Do you think you'll go back there again? Er, yeah, definitely, I mean, for shopping
is one thing, prices are really cheap and all but, er, it's just the place. The people,
they're all friendly and down to earth, and, um, it was a memorable experience.
He responds appropriately with two sentences. That's all that is required.
To help you prepare for this part, practise talking about a range of topics.
The final part of the interview is a discussion on issues related to the topic in Part Two.
The examiner will be assessing your ability to develop ideas in some depth.
Let's see what kind of questions he was asked and how the discussion is introduced.
Okay then. Well, you've described a holiday you've been on, and I'd like to ask you a
few more questions related to this. Sure.
Is it important to travel and take holidays in different places?
Yeah, I feel, I feel it is important, er, reason being you, you're exposed to different
cultures, you're exposed to different kind of people, how, how do they behave, and, er,
you get to see a lot of things. If you just take a holiday in your own country, or somewhere
nearby, er, you won't really get to see, er, the world I guess, see how people behave and
By asking him "Is it important to travel?" she is testing whether he can express an opinion.
Next, she sees if he can speculate:
Are people travelling more these days, do you think?
Er, yes, definitely. Er, as you can see nowadays there's budget airlines where airline prices
all become so cheap so that they can visit more places and go to other countries.
Then she asks a question designed to see how well he can compare:
Is it better to travel alone, or in a group? I believe it's better to travel in a group,
where you have a companion. Maybe not, not in such a big group, but, I guess, maybe two

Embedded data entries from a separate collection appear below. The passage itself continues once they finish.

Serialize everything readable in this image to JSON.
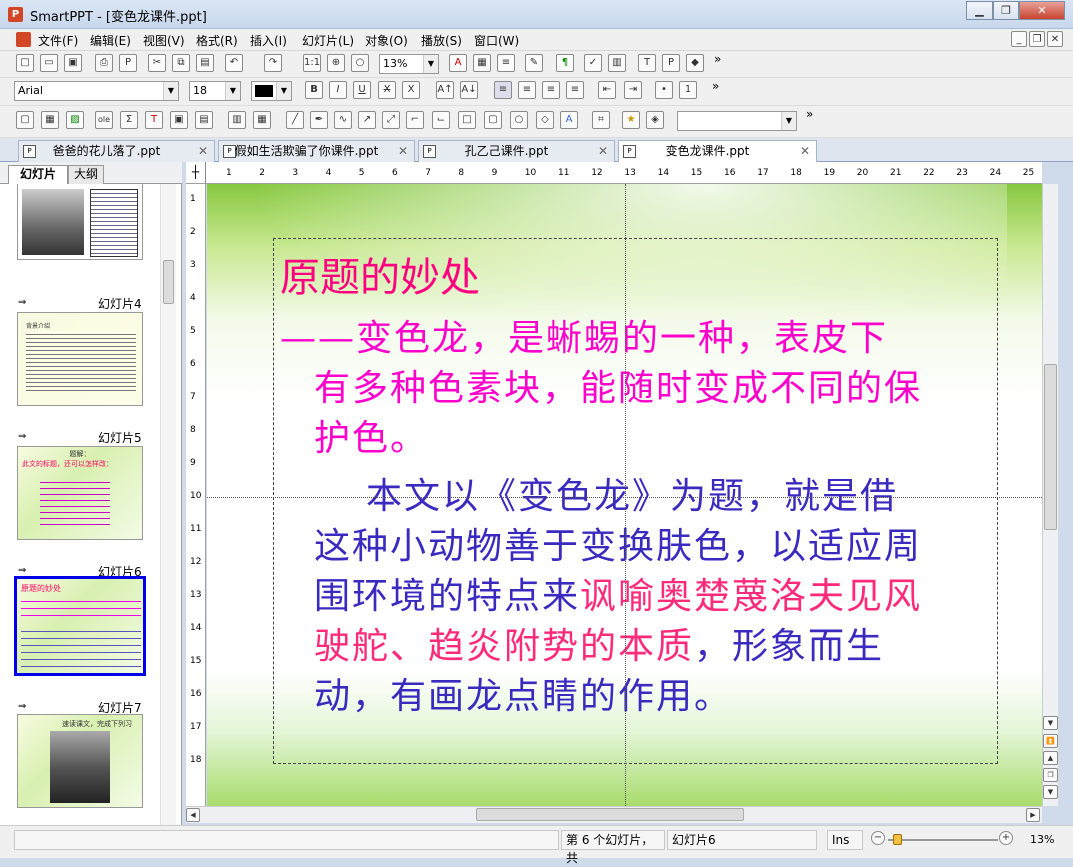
{
  "window": {
    "title": "SmartPPT - [变色龙课件.ppt]",
    "app_icon": "P"
  },
  "menu": [
    "文件(F)",
    "编辑(E)",
    "视图(V)",
    "格式(R)",
    "插入(I)",
    "幻灯片(L)",
    "对象(O)",
    "播放(S)",
    "窗口(W)"
  ],
  "toolbar": {
    "zoom": "13%",
    "font": "Arial",
    "size": "18",
    "more": "»"
  },
  "tabs": [
    "爸爸的花儿落了.ppt",
    "假如生活欺骗了你课件.ppt",
    "孔乙己课件.ppt",
    "变色龙课件.ppt"
  ],
  "pane_tabs": [
    "幻灯片",
    "大纲"
  ],
  "thumbnails": [
    {
      "label": "幻灯片4",
      "text": "背景介绍"
    },
    {
      "label": "幻灯片5",
      "title": "题解：",
      "subtitle": "此文的标题，还可以怎样改："
    },
    {
      "label": "幻灯片6",
      "title": "原题的妙处"
    },
    {
      "label": "幻灯片7",
      "title": "速读课文，完成下列习"
    }
  ],
  "slide": {
    "title": "原题的妙处",
    "lines": [
      {
        "text": "——变色龙，是蜥蜴的一种，表皮下",
        "color": "mag"
      },
      {
        "text": "有多种色素块，能随时变成不同的保",
        "color": "mag"
      },
      {
        "text": "护色。",
        "color": "mag"
      },
      {
        "text": "本文以《变色龙》为题，就是借",
        "color": "blu"
      },
      {
        "text": "这种小动物善于变换肤色，以适应周",
        "color": "blu"
      },
      {
        "part1": "围环境的特点来",
        "part2": "讽喻奥楚蔑洛夫见风"
      },
      {
        "part1": "驶舵、趋炎附势的本质",
        "part2": "，形象而生"
      },
      {
        "text": "动，有画龙点睛的作用。",
        "color": "blu"
      }
    ]
  },
  "status": {
    "slide_info": "第 6 个幻灯片，共",
    "slide_name": "幻灯片6",
    "mode": "Ins",
    "zoom": "13%"
  },
  "colors": {
    "title": "#ff0080",
    "magenta": "#ff00cc",
    "blue": "#3b2ac0",
    "red": "#ff2a7a",
    "selection": "#0000e8"
  }
}
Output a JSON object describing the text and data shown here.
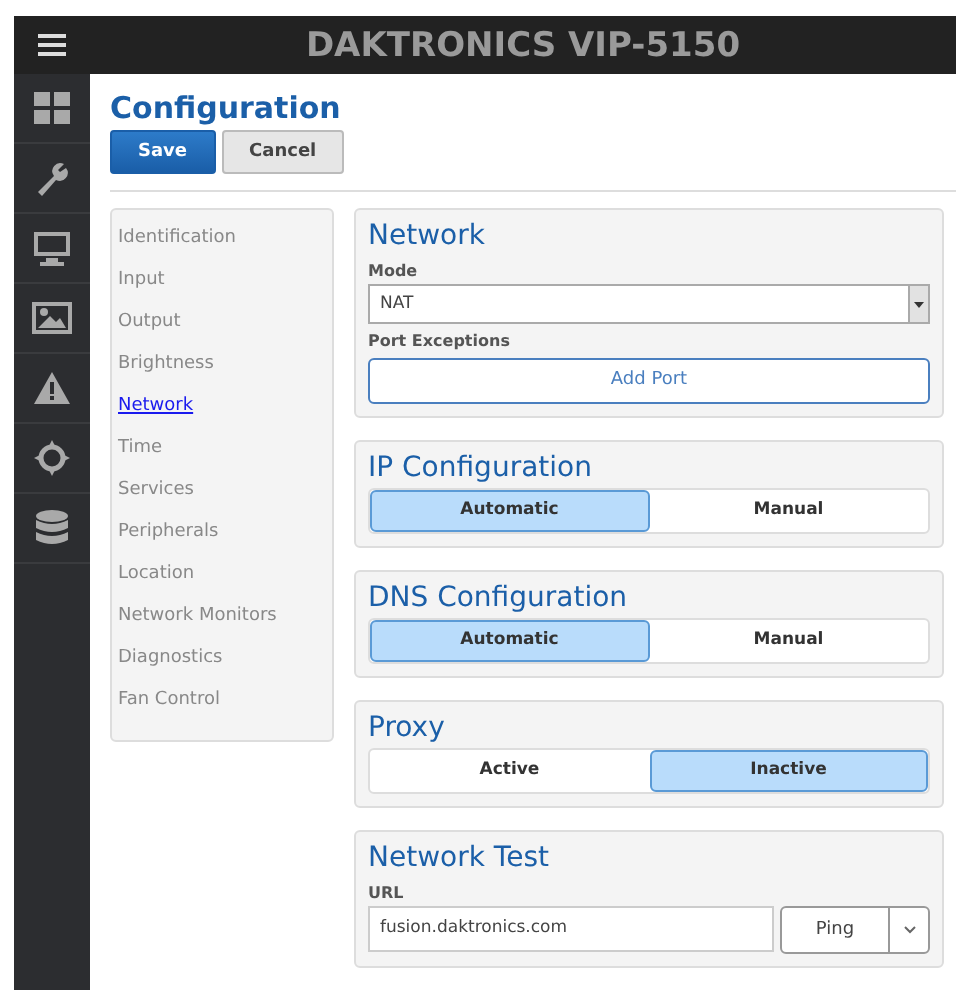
{
  "header": {
    "title": "DAKTRONICS VIP-5150"
  },
  "page": {
    "title": "Configuration",
    "buttons": [
      {
        "label": "Save",
        "kind": "primary"
      },
      {
        "label": "Cancel",
        "kind": "default"
      }
    ]
  },
  "nav": [
    {
      "label": "Identification",
      "selected": false
    },
    {
      "label": "Input",
      "selected": false
    },
    {
      "label": "Output",
      "selected": false
    },
    {
      "label": "Brightness",
      "selected": false
    },
    {
      "label": "Network",
      "selected": true
    },
    {
      "label": "Time",
      "selected": false
    },
    {
      "label": "Services",
      "selected": false
    },
    {
      "label": "Peripherals",
      "selected": false
    },
    {
      "label": "Location",
      "selected": false
    },
    {
      "label": "Network Monitors",
      "selected": false
    },
    {
      "label": "Diagnostics",
      "selected": false
    },
    {
      "label": "Fan Control",
      "selected": false
    }
  ],
  "sections": [
    {
      "kind": "network",
      "title": "Network",
      "mode_label": "Mode",
      "mode_value": "NAT",
      "ports_label": "Port Exceptions",
      "add_button": "Add Port"
    },
    {
      "kind": "toggle",
      "title": "IP Configuration",
      "options": [
        {
          "label": "Automatic",
          "selected": true
        },
        {
          "label": "Manual",
          "selected": false
        }
      ]
    },
    {
      "kind": "toggle",
      "title": "DNS Configuration",
      "options": [
        {
          "label": "Automatic",
          "selected": true
        },
        {
          "label": "Manual",
          "selected": false
        }
      ]
    },
    {
      "kind": "toggle",
      "title": "Proxy",
      "options": [
        {
          "label": "Active",
          "selected": false
        },
        {
          "label": "Inactive",
          "selected": true
        }
      ]
    },
    {
      "kind": "test",
      "title": "Network Test",
      "url_label": "URL",
      "url_value": "fusion.daktronics.com",
      "action": "Ping"
    }
  ]
}
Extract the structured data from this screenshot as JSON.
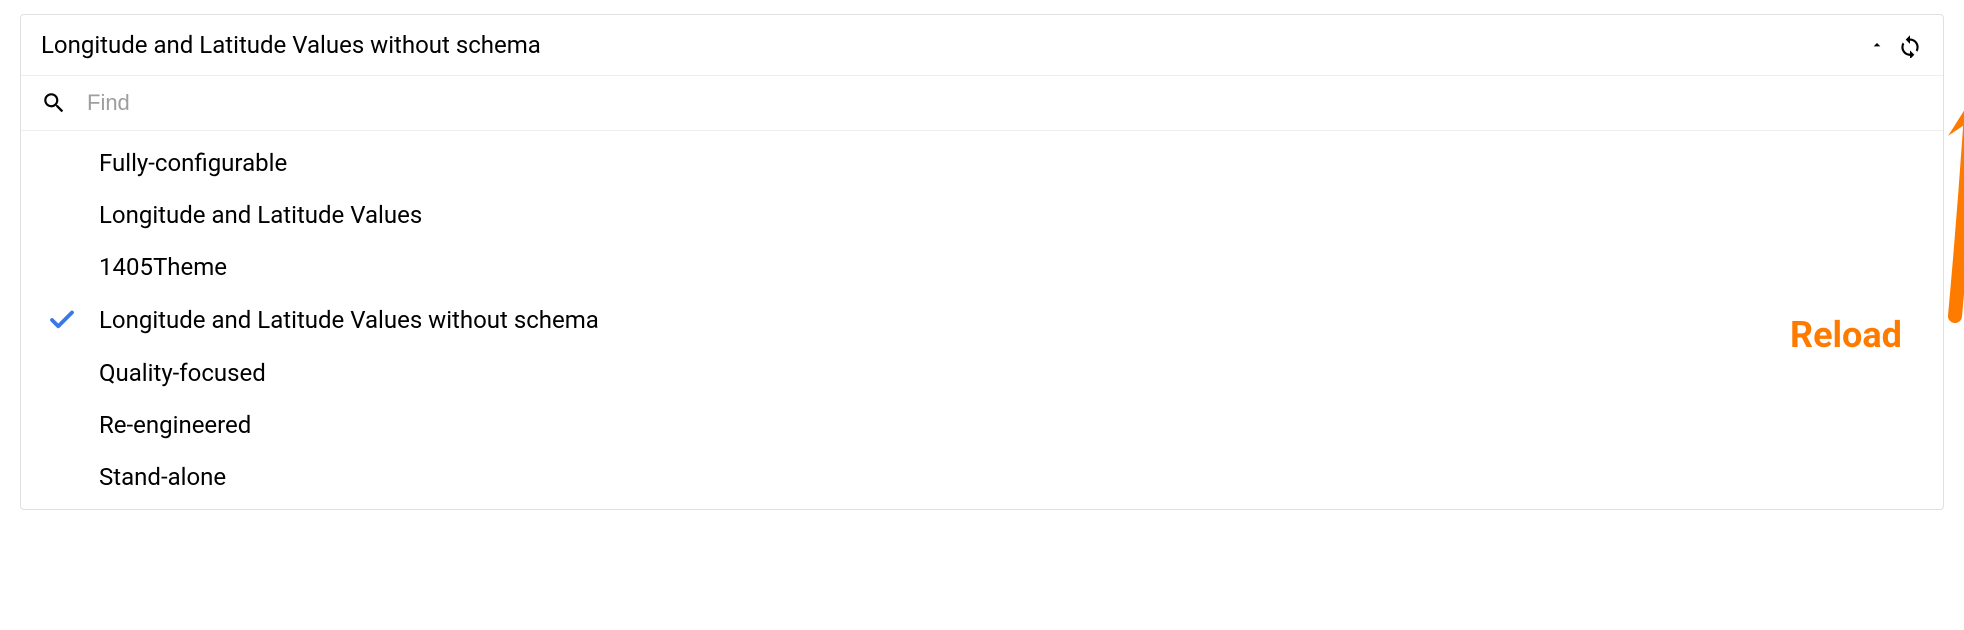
{
  "header": {
    "title": "Longitude and Latitude Values without schema"
  },
  "search": {
    "placeholder": "Find"
  },
  "options": [
    {
      "label": "Fully-configurable",
      "selected": false
    },
    {
      "label": "Longitude and Latitude Values",
      "selected": false
    },
    {
      "label": "1405Theme",
      "selected": false
    },
    {
      "label": "Longitude and Latitude Values without schema",
      "selected": true
    },
    {
      "label": "Quality-focused",
      "selected": false
    },
    {
      "label": "Re-engineered",
      "selected": false
    },
    {
      "label": "Stand-alone",
      "selected": false
    }
  ],
  "annotation": {
    "label": "Reload"
  }
}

to three people … where it's nice to have someone along to share your experiences
with and, you know, to visit places and, you know, have someone there for companionship
And finally she tests how well he can identify:
What kind of problems is travel and tourism causing?
Um, sometimes people don't know other people's culture, and they might offend them in a rude
way, they might not know its offensive, but, you know, not knowing the culture, and not
reading up about it, sometimes when you go to a foreign land, and you might do something